This paper focuses on the policies of displaced persons’ “care and maintenance” implemented by United Nations Relief and Rehabilitation Administration (UNRRA) officers in occupied Europe. U.N. employees not only shaped the definitions of the different categories of DPs needing help (single mothers, unaccompanied children, etc.); since their task was “one of human engineering,” they also drew up the programs each category of beneficiaries was required to attend in order to achieve moral and social rehabilitation. For example, vocational training courses and employment programs were, in the words of a former welfare officer, “aimed at the reestablishment of work habits and new skills, [so that] DPs could again face the world as free human beings.” (Re-)education for work (since employment was deemed “the best possible morale building factor”) represented the primary component of a specific pattern of social and moral rehabilitation devoted to DPs. This pattern was also based on the strengthening of refugees’ national values (despite UNRRA’s internationalism) and on the reestablishment of the family and specifically of traditional domestic roles (as demonstrated by programs focused on cultivating female homemaking skills). However, DPs’ response to UNRRA solutions was anything but passive; it introduced spaces for negotiation, providing a complex overview of displacement experiences. UNRRA strategies in postwar Europe undoubtedly served as laboratories for the formation of political and social meanings in displacement management, and they had a continued impact on population movement policies implemented by national and international bodies in subsequent decades. The wartime legacy has been long-lasting and has played a leading role in the transition to later western approaches to forced migrations.
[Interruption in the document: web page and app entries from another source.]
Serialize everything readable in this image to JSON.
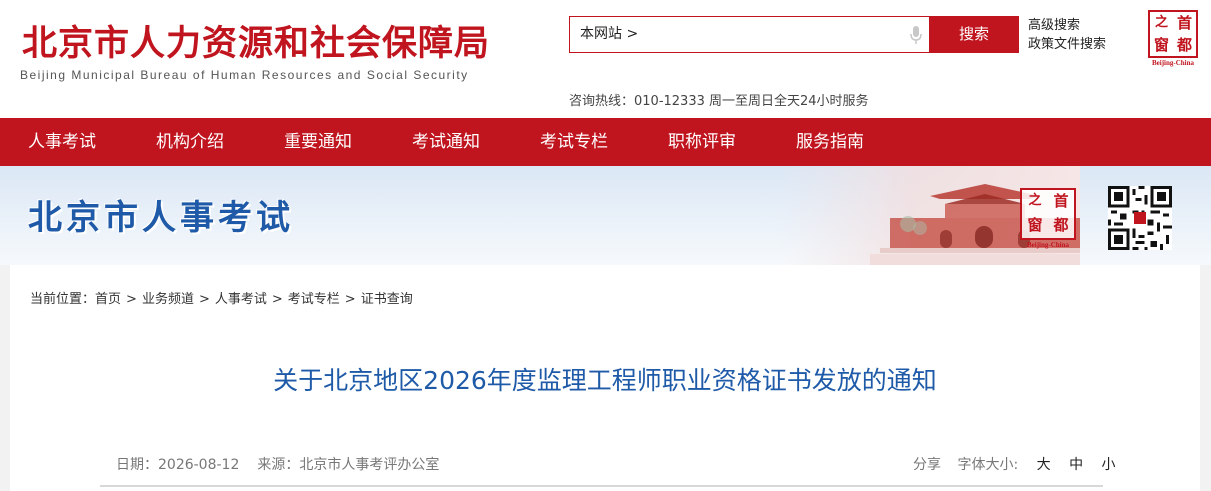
{
  "header": {
    "title": "北京市人力资源和社会保障局",
    "subtitle": "Beijing Municipal Bureau of Human Resources and Social Security",
    "search": {
      "scope": "本网站 >",
      "button": "搜索"
    },
    "links": [
      "高级搜索",
      "政策文件搜索"
    ],
    "hotline": "咨询热线：010-12333 周一至周日全天24小时服务",
    "seal": {
      "chars": [
        "之",
        "首",
        "窗",
        "都"
      ],
      "caption": "Beijing-China"
    }
  },
  "nav": {
    "items": [
      "人事考试",
      "机构介绍",
      "重要通知",
      "考试通知",
      "考试专栏",
      "职称评审",
      "服务指南"
    ]
  },
  "banner": {
    "title": "北京市人事考试",
    "seal": {
      "chars": [
        "之",
        "首",
        "窗",
        "都"
      ],
      "caption": "Beijing-China"
    }
  },
  "breadcrumb": {
    "label": "当前位置：",
    "items": [
      "首页",
      "业务频道",
      "人事考试",
      "考试专栏",
      "证书查询"
    ],
    "separator": ">"
  },
  "article": {
    "title": "关于北京地区2026年度监理工程师职业资格证书发放的通知",
    "date": "日期：2026-08-12",
    "source": "来源：北京市人事考评办公室",
    "share": "分享",
    "font_size_label": "字体大小:",
    "font_sizes": [
      "大",
      "中",
      "小"
    ]
  },
  "colors": {
    "brand_red": "#c0141e",
    "title_blue": "#1e5aa8"
  }
}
Otto Kimminich from Right to Left: The Audiences of a Sudeten German Legal Expert
The expellee issue in the Federal Republic of Germany may have quickly taken on a predictable and confining form in West German politics, but the influence of jurists associated with the expellee lobbies was not so confined or predictable. As these jurists’ field of international law developed from what had been orphan status in pre-1933 Germany’s law departments to ever greater prominence after 1949 (especially in the context of European unification), their legal ideas spread into the scholarly apparatus of international law that today underpins human rights activism in Germany. They worked on international human rights law, including refugee, asylum, and minority rights, at a time when hardly anyone did and when such topics were obscure and lacking in prestige. When the topics gained greater prominence in the field of law, the existing scholarship on those topics in West Germany was thoroughly dominated by experts concerned with the expellee cause. My paper will focus on one particularly prolific expellee jurist, Otto Kimminich, whose own politics were far to the Right but who was a favored expert not only in that milieu but also in mainstream and progressive human rights organizations. His career spanned the 1960s to his premature death in the mid-1990s.